Agencies need an an easy way for employees to access data while balancing ongoing privacy and security concerns.
The federal government likely collects more data than any organization on Earth.
While the types and amounts of data vary by agency, government data analysts find themselves awash in possibilities and opportunities. The challenge then becomes how to best work with this wealth of information for the public good, using data to create programs and policies that help citizens and improve the efficiency of government operations.
Like the private sector, public-sectors organizations have moved toward the idea of self-service analytics. Agencies want to provide an easy way for employees to access data while balancing ongoing privacy and security concerns. Security is especially critical for the federal government, which remains a major target of online data thieves thanks to its wealth of personally identifiable information, proprietary and intellectual property data and national security information.
Let’s look at some best practices that agencies can use to create a strong balance between making valuable data both accessible and secure.
A focus on the object level
Security concerns challenge many organizations to make self-service data available. One of the main issues is data classification, something especially relevant in the federal space.
One important consideration for agencies: ensuring that employees of all security classifications have proper access to the same interface. Agencies should not create different interfaces based on the security considerations of a whole file but instead build security around an individual data object.
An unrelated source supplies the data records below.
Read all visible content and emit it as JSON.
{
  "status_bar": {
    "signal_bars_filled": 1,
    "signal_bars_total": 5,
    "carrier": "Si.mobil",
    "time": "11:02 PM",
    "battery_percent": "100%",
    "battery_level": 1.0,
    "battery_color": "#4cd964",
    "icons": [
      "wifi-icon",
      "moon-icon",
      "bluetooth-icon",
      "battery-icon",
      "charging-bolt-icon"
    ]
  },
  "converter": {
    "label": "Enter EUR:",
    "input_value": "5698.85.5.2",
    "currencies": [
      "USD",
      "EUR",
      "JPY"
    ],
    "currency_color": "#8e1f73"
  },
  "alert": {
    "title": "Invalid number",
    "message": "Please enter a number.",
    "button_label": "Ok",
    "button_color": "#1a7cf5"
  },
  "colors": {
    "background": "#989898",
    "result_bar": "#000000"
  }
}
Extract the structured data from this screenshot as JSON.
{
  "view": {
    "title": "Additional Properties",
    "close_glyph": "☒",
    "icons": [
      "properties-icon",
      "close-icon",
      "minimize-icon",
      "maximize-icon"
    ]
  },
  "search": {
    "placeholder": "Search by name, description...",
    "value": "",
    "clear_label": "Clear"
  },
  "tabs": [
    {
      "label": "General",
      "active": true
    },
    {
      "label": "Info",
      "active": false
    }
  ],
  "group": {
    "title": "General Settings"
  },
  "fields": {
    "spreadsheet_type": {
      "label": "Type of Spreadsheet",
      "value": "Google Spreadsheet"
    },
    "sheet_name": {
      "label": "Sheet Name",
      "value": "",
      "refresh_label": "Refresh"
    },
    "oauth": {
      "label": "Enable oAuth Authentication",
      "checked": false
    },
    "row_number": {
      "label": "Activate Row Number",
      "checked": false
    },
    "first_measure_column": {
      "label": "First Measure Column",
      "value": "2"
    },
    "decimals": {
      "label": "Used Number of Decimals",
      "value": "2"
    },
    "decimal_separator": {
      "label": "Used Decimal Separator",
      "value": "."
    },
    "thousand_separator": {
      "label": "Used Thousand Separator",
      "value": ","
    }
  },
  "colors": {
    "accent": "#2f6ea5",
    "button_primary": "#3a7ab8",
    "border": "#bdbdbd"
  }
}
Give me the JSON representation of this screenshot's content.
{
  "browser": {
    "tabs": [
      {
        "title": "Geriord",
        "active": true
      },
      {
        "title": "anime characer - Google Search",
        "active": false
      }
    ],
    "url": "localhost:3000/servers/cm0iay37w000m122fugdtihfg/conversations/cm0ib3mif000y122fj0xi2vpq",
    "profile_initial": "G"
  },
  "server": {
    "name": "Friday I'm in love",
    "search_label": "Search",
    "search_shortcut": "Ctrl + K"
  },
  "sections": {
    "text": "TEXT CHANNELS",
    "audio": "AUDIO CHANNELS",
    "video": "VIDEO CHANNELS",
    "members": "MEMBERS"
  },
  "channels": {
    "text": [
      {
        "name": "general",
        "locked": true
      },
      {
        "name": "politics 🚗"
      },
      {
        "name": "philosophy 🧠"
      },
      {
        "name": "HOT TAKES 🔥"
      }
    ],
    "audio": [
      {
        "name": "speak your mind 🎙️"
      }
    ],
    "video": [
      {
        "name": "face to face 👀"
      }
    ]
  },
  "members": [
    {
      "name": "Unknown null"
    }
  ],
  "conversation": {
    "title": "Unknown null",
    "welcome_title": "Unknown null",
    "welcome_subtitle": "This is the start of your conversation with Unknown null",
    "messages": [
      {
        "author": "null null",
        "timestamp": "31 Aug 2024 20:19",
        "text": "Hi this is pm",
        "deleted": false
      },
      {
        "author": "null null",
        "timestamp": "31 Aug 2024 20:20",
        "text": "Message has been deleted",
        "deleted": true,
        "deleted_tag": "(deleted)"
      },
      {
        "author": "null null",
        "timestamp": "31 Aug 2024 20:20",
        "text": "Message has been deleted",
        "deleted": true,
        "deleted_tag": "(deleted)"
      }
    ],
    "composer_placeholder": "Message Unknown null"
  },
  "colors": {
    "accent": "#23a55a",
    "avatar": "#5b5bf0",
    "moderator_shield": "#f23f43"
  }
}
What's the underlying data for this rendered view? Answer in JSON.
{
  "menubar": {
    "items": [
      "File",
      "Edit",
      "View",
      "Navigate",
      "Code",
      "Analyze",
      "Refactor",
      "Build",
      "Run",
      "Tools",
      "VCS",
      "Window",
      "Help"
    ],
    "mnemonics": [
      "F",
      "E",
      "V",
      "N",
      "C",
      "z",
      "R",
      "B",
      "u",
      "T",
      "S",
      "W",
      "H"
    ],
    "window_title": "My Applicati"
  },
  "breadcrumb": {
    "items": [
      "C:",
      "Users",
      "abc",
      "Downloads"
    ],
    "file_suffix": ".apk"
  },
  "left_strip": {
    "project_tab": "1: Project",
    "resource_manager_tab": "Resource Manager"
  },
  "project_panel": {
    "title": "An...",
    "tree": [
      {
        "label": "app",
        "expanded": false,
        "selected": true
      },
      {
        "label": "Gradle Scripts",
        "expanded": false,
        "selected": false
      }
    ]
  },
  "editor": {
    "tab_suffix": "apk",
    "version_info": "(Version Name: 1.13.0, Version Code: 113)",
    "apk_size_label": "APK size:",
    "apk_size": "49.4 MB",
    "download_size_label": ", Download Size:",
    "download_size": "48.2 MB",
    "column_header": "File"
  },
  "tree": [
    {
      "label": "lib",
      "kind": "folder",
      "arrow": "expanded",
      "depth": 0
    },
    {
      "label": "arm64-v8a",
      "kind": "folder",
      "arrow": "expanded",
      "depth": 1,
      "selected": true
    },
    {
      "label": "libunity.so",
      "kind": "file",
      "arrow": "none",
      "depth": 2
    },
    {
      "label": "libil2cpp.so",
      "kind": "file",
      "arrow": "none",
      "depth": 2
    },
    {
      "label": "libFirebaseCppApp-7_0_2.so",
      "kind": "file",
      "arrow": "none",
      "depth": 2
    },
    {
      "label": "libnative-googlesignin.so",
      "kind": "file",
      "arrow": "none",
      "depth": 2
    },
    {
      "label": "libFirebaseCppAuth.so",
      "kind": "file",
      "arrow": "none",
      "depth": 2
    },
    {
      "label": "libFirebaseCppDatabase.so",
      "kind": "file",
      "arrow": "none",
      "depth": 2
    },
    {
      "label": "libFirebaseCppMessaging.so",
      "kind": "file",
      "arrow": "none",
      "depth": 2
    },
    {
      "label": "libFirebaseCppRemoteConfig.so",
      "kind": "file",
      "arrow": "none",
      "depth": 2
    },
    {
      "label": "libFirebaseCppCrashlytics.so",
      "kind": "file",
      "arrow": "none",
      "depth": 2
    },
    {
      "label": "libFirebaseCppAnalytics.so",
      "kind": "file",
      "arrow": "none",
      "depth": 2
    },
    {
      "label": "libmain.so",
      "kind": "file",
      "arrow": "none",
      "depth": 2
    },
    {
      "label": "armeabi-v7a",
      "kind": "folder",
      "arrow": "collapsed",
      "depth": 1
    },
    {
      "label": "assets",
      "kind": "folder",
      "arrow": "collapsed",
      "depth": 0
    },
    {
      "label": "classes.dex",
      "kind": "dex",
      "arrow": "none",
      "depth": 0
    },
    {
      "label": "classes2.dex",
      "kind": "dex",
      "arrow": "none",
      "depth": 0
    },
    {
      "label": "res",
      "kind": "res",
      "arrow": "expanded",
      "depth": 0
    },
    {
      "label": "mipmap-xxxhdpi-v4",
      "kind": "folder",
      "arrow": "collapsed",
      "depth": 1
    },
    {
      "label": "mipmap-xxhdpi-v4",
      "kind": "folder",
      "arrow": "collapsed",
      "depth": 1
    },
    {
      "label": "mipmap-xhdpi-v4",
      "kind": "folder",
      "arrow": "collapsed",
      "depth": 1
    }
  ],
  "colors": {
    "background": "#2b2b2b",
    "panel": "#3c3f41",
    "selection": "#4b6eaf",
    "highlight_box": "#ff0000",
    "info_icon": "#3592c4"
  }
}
Restricting access to an entire file because of a small number of data points creates usability problems. Instead, agencies should focus on the object. That way, personnel with the proper permissions can see the data available to them while the rest will remain inaccessible. This keeps a single platform for data and ensures all analysts with the same security level work from the same structure.
Another best practice follows similar guidance. Agencies must allow access to as much data as they can. To do so, they must normalize data within a common framework of definitions to ensure continuity. This could be as simple as standardizing which states make up a region, or as complex as defining a calculation to predict fraud.
By creating these standards, agencies can use the same language and generate visualizations based on a solid framework. Doing so helps ensure the data presented remains consistent and provides an accurate analysis based on correct and complete data.
Building a more mature model
Agencies must prioritize both access and security. Guided by a strong data strategy, they must make technology investments and policy decisions that create the environment they desire.
While too many government organizations find themselves with immature analytics operations, they struggle to take the necessary steps forward, perhaps feeling that any efforts to improve performance will fall short of the latest advances. If they decide not to invest in analytics before properly organizing data, for example, they are letting perfection get in the way of progress.
As governments start hiring chief data officers, this should change. Agencies behind the maturity curve should look to take whatever advances they can and not wait for a silver bullet. Analytics technologies will continue to advance, and just waiting leaves them further behind.
The role of analytics is too important. It can improve agency efficiency, limit fraud, waste and abuse, ensure the proper distribution of grants or manage comprehensive resources, to name a few. There is no shortage of ways that analytics can help an agency’s bottom line.
The move toward self-service analytics has been in motion now for more than a decade. Private-sector companies have already taken great strides to create these environments. With the government’s massive stores of data, secure analytics tools can help it find untold cost savings and efficiencies.
Let’s start to use them and spur positive change.
Rick “Ozzie” Nelson, Senior VP & General Manager, Public Sector with MicroStrategy.